|International Classification||F17C7/00, F17C13/02, F17C5/06|
|Cooperative Classification||Y10T137/6855, Y10T137/7761, Y10T137/6416, Y10T137/6579, Y10T137/0396, F17C2205/0338, F17C2205/0364, F17C2205/0341, F17C2221/033, F17C2250/0636, F17C2250/0439, F17C2250/01, F17C5/06, F17C7/00, F17C13/025, F17C2223/0123, F17C2250/043, F17C2250/0626, F17C2205/0332, F17C2205/0326, F17C2270/0171, F17C2250/0443|

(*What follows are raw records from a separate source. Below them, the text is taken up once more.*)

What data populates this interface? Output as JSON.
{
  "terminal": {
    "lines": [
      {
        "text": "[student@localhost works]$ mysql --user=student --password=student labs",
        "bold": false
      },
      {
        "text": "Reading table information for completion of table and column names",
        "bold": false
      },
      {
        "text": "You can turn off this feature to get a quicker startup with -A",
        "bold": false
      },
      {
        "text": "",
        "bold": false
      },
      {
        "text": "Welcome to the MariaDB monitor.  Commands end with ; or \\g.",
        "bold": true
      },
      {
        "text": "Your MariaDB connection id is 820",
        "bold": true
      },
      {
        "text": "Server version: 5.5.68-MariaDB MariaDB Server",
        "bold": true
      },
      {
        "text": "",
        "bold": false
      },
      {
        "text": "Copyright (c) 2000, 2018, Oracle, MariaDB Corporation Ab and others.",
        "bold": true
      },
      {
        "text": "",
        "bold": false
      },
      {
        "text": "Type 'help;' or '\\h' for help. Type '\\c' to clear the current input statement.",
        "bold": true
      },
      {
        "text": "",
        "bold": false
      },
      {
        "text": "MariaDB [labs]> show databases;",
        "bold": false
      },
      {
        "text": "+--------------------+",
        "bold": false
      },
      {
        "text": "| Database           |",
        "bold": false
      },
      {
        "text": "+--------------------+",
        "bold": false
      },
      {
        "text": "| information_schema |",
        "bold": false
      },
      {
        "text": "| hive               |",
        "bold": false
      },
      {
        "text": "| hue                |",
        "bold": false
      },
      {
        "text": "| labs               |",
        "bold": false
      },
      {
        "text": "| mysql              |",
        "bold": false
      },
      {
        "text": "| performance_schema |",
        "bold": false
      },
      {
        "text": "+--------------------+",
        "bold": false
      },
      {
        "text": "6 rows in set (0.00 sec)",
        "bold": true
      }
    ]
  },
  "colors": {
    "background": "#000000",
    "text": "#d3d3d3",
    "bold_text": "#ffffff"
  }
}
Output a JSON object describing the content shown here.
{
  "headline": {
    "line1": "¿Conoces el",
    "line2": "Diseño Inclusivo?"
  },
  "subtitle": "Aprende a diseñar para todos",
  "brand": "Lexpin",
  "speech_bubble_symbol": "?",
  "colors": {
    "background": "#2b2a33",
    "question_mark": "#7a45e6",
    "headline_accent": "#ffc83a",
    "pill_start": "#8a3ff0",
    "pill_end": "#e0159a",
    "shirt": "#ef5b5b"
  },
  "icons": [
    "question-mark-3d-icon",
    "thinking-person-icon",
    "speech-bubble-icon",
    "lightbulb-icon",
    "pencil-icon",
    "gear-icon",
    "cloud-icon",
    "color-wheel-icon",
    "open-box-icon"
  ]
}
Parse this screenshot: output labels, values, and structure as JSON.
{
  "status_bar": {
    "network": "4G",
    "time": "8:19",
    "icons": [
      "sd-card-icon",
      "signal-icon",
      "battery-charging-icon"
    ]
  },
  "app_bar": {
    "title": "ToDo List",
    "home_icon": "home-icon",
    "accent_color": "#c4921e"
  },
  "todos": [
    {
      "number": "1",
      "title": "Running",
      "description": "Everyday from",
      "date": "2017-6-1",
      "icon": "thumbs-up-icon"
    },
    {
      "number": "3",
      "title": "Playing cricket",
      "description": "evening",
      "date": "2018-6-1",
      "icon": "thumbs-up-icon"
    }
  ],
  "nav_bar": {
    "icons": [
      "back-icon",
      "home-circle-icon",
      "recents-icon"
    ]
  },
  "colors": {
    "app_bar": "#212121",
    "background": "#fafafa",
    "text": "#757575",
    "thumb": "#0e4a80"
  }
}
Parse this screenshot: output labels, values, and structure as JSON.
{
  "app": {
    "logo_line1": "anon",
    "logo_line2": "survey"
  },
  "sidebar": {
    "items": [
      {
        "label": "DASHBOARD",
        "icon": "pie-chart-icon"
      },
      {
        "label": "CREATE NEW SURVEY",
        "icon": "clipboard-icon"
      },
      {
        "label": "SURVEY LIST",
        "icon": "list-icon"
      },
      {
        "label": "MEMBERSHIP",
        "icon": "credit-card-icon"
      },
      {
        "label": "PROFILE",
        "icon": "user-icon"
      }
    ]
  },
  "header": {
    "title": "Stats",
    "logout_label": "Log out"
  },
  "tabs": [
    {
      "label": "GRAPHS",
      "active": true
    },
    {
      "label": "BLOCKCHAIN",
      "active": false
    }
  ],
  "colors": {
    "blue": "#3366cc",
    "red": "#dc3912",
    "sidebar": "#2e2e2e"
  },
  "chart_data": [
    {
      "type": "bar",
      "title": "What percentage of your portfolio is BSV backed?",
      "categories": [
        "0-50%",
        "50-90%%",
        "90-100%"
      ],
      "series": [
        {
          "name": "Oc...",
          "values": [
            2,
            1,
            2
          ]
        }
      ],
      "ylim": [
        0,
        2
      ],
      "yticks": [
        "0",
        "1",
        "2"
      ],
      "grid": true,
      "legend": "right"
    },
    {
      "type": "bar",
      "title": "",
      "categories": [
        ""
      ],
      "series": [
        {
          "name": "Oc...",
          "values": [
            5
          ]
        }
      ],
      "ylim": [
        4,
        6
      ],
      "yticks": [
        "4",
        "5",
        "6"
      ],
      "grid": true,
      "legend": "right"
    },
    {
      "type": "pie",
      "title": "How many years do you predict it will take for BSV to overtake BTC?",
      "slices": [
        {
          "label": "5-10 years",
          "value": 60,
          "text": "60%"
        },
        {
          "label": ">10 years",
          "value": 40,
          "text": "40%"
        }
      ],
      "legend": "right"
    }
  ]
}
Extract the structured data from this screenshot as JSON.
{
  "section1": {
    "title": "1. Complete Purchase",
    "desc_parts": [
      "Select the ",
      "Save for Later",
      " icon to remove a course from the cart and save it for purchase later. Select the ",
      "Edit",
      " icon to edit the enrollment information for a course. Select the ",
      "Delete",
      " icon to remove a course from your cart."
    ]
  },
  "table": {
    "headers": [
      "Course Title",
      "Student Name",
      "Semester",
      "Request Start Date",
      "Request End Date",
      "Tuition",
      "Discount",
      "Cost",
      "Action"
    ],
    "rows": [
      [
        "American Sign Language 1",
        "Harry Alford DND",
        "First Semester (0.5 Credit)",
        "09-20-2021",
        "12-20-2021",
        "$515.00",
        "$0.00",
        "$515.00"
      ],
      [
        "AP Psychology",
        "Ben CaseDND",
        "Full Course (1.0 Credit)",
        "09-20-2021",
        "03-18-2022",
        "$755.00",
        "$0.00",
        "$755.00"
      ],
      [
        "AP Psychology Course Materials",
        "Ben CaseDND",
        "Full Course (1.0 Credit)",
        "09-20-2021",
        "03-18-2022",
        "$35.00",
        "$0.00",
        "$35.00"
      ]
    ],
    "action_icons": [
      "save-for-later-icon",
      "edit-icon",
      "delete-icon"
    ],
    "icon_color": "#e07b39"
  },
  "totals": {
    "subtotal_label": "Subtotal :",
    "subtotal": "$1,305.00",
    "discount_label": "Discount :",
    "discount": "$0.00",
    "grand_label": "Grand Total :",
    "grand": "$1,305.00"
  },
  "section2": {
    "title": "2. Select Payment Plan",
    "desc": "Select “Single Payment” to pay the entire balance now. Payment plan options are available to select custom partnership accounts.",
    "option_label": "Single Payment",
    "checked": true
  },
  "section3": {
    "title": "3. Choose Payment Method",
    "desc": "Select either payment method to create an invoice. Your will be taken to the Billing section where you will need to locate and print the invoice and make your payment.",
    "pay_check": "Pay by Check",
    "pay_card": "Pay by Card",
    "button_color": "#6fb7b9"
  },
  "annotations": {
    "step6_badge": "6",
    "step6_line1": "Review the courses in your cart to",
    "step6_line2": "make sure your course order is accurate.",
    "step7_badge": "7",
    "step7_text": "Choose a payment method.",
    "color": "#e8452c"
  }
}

|European Classification||F17C13/02P, F17C5/06, F17C7/00|
|Oct 17, 2006||CC||Certificate of correction|
|Nov 18, 2008||CC||Certificate of correction|
|Mar 3, 2009||FPAY||Fee payment|
Year of fee payment: 4
|Mar 25, 2013||FPAY||Fee payment|
Year of fee payment: 8